Media experts were not in short supply in Dublin City University (DCU) on Monday, as they gathered to discuss the future of their industry and address the title question of the conference – ‘Can we trust our news?’. The DCU media conference was co-organised by the host university and Arizona State University (ASU) and featured big media names from Ireland, the UK and the US.
The first panel to address the crowd of hacks, PR professionals and academics was made up of Leonard Downie, Esra Dogramaci, Kevin Bakhurst and Stewart Purvis. Downie is a lecturer at ASU but is also VP at large of the Washington Post and has worked for the paper for 44 years. He had some interesting insights on where the industry is going and insisted that the Graham family had to sell the paper to Jeff Bezos as the Post can now afford to make a loss as it searches for new creative solutions. Dogramaci gave a colourful description of the media coverage of Turkey’s 2013 Gezi park demonstrations, ranging from the western media’s misguided portrayal of the protests as another ‘Arab Spring’ to Turkish televisions decision to ignore the events entirely and show a documentary about penguins instead.
Kevin Bakhurst delivered a frank review of his first year or so as head of news at RTE, claiming that Prime Time’s creche program restored the reputation of investigative journalism at the broadcaster following a number of recent controversies. Former regulator and news editor at ITN and Channel 4, Stewart Purvis wrapped up the session talking about the challenges facing the regulation of the industry. An astute member of the audience pointed out that TV may struggle to compete with the likes of Netfilx, currently producing only drama but could easily move into news, who are not governed by any regulation at all. Purvis managed to lift the spirits of the journalists in the room who may have been thinking about their own editors when he regaled them with an anecdote about impaling himself on a spike!
A constant theme that came up throughout the day was the importance of trust. Most speakers suggested that the trust of the audience is the journalist’s most important asset but others insisted that audiences no longer care about trust and just want something interesting whether it’s founded in reality or not. In his keynote address, event co-organiser, ASU’s Dan Gillmor, suggested that we need a more educated audience who are more skeptical of everything they consume. David McRedmond, CEO of TV3, livened up proceedings during the next panel discussion about partisan news. Despite praising the work of his RTE colleagues he criticised the national broadcaster a number of times regarding allocation of funding and with regard to his own station’s coverage of the late Brian Lenihan’s cancer diagnosis at Christmas in 2009 said that instead of blaming TV3 for being insensitive people should have been asking why RTE didn’t cover the story.

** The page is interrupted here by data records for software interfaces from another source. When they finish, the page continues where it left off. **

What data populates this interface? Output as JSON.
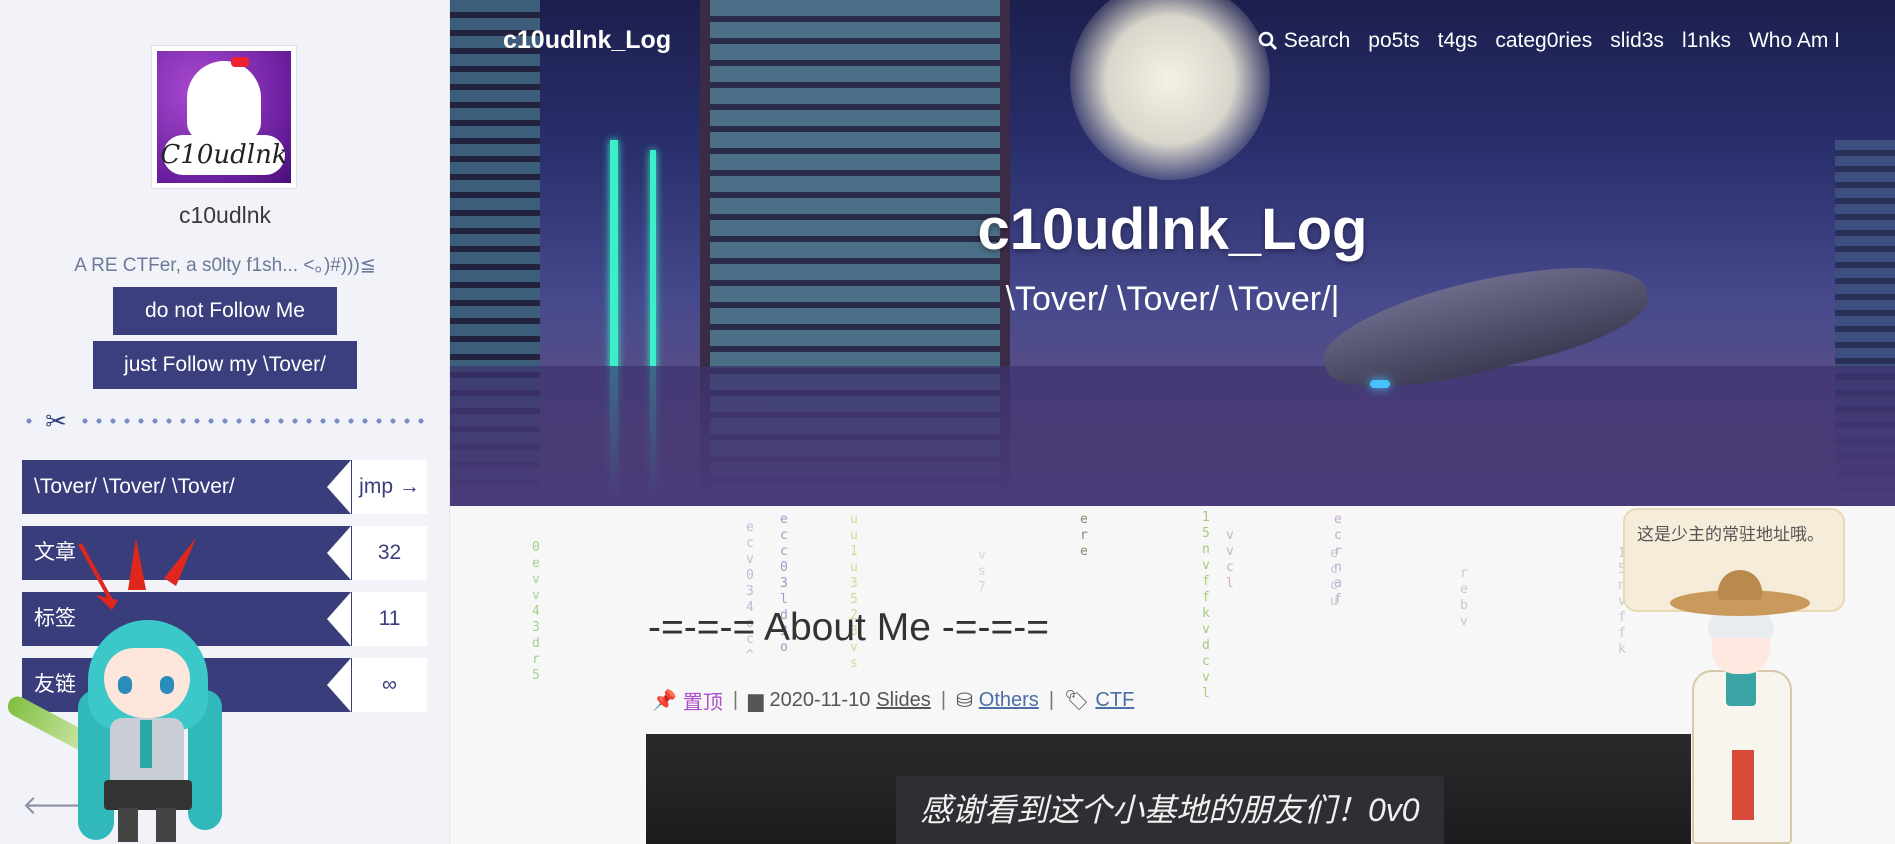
{
  "sidebar": {
    "author": "c10udlnk",
    "description": "A RE CTFer, a s0lty f1sh... <。)#)))≦",
    "avatar_text": "C10udlnk",
    "buttons": {
      "no_follow": "do not Follow Me",
      "follow": "just Follow my \\Tover/"
    },
    "stats": [
      {
        "label": "\\Tover/ \\Tover/ \\Tover/",
        "value": "jmp →"
      },
      {
        "label": "文章",
        "value": "32"
      },
      {
        "label": "标签",
        "value": "11"
      },
      {
        "label": "友链",
        "value": "∞"
      }
    ],
    "back_arrow": "🡐"
  },
  "header": {
    "brand": "c10udlnk_Log",
    "nav": {
      "search": "Search",
      "items": [
        "po5ts",
        "t4gs",
        "categ0ries",
        "slid3s",
        "l1nks",
        "Who Am I"
      ]
    },
    "title": "c10udlnk_Log",
    "subtitle": "\\Tover/ \\Tover/ \\Tover/|"
  },
  "post": {
    "title": "-=-=-= About Me -=-=-=",
    "pinned": "置顶",
    "date": "2020-11-10",
    "slides": "Slides",
    "category": "Others",
    "tag": "CTF",
    "banner_text": "感谢看到这个小基地的朋友们！0v0"
  },
  "mascot": {
    "bubble_text": "这是少主的常驻地址哦。"
  },
  "matrix_columns": [
    "0evv43dr5",
    "ecv034oc^",
    "ecc03ld3o",
    "uu1u3523vs",
    "vs7",
    "ere",
    "15nvffkvdcvl",
    "vvcl",
    "eccu",
    "ecrnaf",
    "rebv",
    "15nvffk"
  ],
  "colors": {
    "accent": "#3b3f7e",
    "pin": "#b04ec9",
    "link": "#4c6ea4"
  }
}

After lunch Peter Horrocks, director of the BBC’s Global News division, gave the second keynote address of the day entitled ‘The battle for trust – the BBC experience’. Horrocks discussed how the organisation has battled to regain trust lost during the Jimmy Saville and BBC executives payoff scandals and how with such a massive worldwide audience it is difficult to retain everyone’s trust. He highlighted for example how during the Arab Spring Egyptians saw the BBC as a friend helping them to oust Mubarak but now as the country struggles for stability the locals are beginning to view the foreign press with growing cynicism. The final session of the day focussed on social media’s growing role in the industry. The changing nature of news was displayed perfecting during Andy Carvin’s speech. The NPR (National Public Radio) social strategist was explaining how his unique technique of using his dedicated twitter followers to tell and verify the news has seen him described as a one man newsroom and revolutionised the coverage of the Arab Spring when he was interrupted. Carvin stopped mid presentation to speak about the breaking story of the shooting at a Navy yard in Washington DC as it unfolded on his Twitter stream. After much fumbling at smart phones as the room came up to speed with the story Paul Staines a.k.a. Guido Fawkes described the emergence of his political blog and how social media and the Internet has utterly changed politician’s relationship with the press and the public.
Dr. Michael Crow, president of ASU, closed the conference with a positive speech about the future of news and despite the problems facing the industry most of the speakers and delegates echoed his view all day. Everyone that I spoke to all day agreed that the industry faces huge financial problems but most believed that the current changes weren’t necessarily bad for journalism and that new business models will eventually be found, it may just take a little time to get there.
Posted in: Future of Journalism